The US Forces spokesman Col Sonny Leggett on Saturday clarified a recent statement by the US and NATO commander in Afghanistan, Gen. Scott Miller, who on Tuesday reiterated that the Taliban should expect a response if they continue their attacks, referring to the increased Taliban-initiated fighting against the Afghan forces, especially in the last four weeks.
The US general made the remarks in a visit to the headquarters of the Afghan special operations forces along with acting Defense Minister Assadullah Khalid in northern Afghanistan.
“If the Taliban continues attacks then what they should expect is a response,” Miller said. “We need them to reduce the violence and with that reduction gives our political leadership on all sides an opportunity to determine the peaceful way forward.”
But on April 30, the Taliban on their website made comments cautioning Gen. Miller about making ‘irresponsible’ remarks.
"There is no doubt...this is the compulsion of American generals to give fake assurances to their demoralized domestic partners (Afghan govt), but the fact is that whatever the objectives behind such assertions may be, this will not help Afghanistan to resolve the problem, but instead it means fueling the war in this country," the Taliban wrote.
"It was necessary if General Miller had focused his warning to those who are trying to sabotage the historic agreement which was signed by Miller's elders," the Taliban’s article reads, referring to the peace agreement signed between the US and the Taliban in Doha in February 29.
"Using the language of war in a peaceful environment will not benefit you. the mujahideen (Taliban) have saved themselves from the criticism of the world, but they do not frightened by anyone's warnings," Taliban said referring to General Miller’s recent warning about increase in level of violence.
US Forces spokesman responds:
“First, we recommend you listen carefully to his words, and do not twist them. We know how important the spoken word is among Afghans, so it is quite important his words are translated correctly,” reads a two-page document released on twitter by the US forces spokesman.
“Your leaders who have spoken to General Miller know exactly what he was saying, because he has consistently shared the same message with them. This moment is an opportunity for Afghanistan—for the people of Afghanistan to say clearly to all who will listen that they want peace,” reads the document.
The document said: ”All sides must also return to the political path. The release of Taliban and Government of Afghanistan prisoners should be accelerated to stem the spread of COVID-19 and to foster an environment for Intra-Afghan negotiations. Afghans should sit down now and begin talking about the future of Afghanistan together. The international community has called on the Government of Afghanistan to settle their political differences and begin Intra-Afghan negotiations. “
On the importance of the reduction in violence period(RIV), which happened over seven days in late February and concluded with the signing of the US-Taliban agreement, the document said: ‘Yet the sense of optimism Afghans and the friends of Afghanistan felt during the February 22-28 “reduction in violence” period has been lost in the increased violence.
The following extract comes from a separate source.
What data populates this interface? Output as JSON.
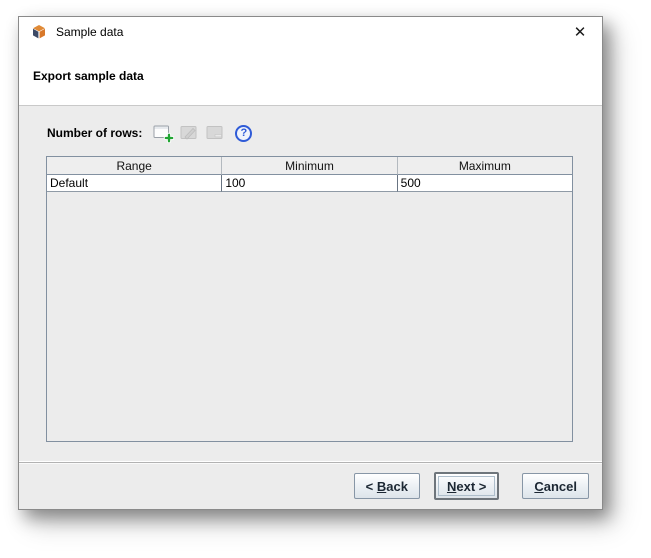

All sides should recall that period with pride. Taliban fighters and Afghan Security Forces spoke to each other at remote outposts. Very few shots were fired. Civilians were free to travel without the fear of being caught in violent crossfire or killed by roadside bombs.”
On the importance of the US-Taliban deal, the document says: ‘The people of Afghanistan dared to hope the conflict was near an end when the agreement was signed on February 29. Since that time, the world has witnessed not a decrease, but instead a drastic increase in violence. During those long negotiations there were written and spoken commitments. Some commitments are being observed, while others are not. We recognize the reduction of violence against cities and against Coalition forces. But we spoke of ALL sides reducing violence by as much as 80% to pave the way for peace talks. ‘
The document added: “In Doha, we agreed US and Coalition forces would continue to partner, support—and when necessary defend—our Afghan brothers and sisters. We take our responsibilities very seriously. I assure you General Miller understands the unique and historic opportunity we have worked hard to create for Afghanistan. To date, the US has not conducted a single offensive strike or operation since before the start of the reduction in violence period. “
Meanwhile, Taliban spokesman Zabiullah Mujahid tweeted a response to USFOR-A: "Path to a resolution lies in the implementation of the Doha agreement. Do not harm the current environment with pointless & provocative statements. We are committed to our end, honor your own obligations."
This comes as the Taliban have significantly increased their attacks on Afghan forces in the past several weeks despite calls by the international community for a reduction of violence and a ceasefire and for unity amid the COVID-19 outbreak.
Afghan government figures reveal that at least 14 provinces have witnessed heavy battles between government forces and the Taliban over the last few weeks. Figures collected by TOLOnews indicate that at least 150 security force members have lost their lives in Taliban attacks in recent weeks.
The Office of the National Security Council this weekend said the Taliban has conducted an average of 55 attacks per day since the signing of the peace deal with the United States in Doha on February 29.
The ONSC spokesman Javid Faisal at a press conference said that the Taliban conducted 2,804 attacks from the beginning of March to April 19, adding the group "does not remain committed to the reconciliation process that will help the country to end decades of war."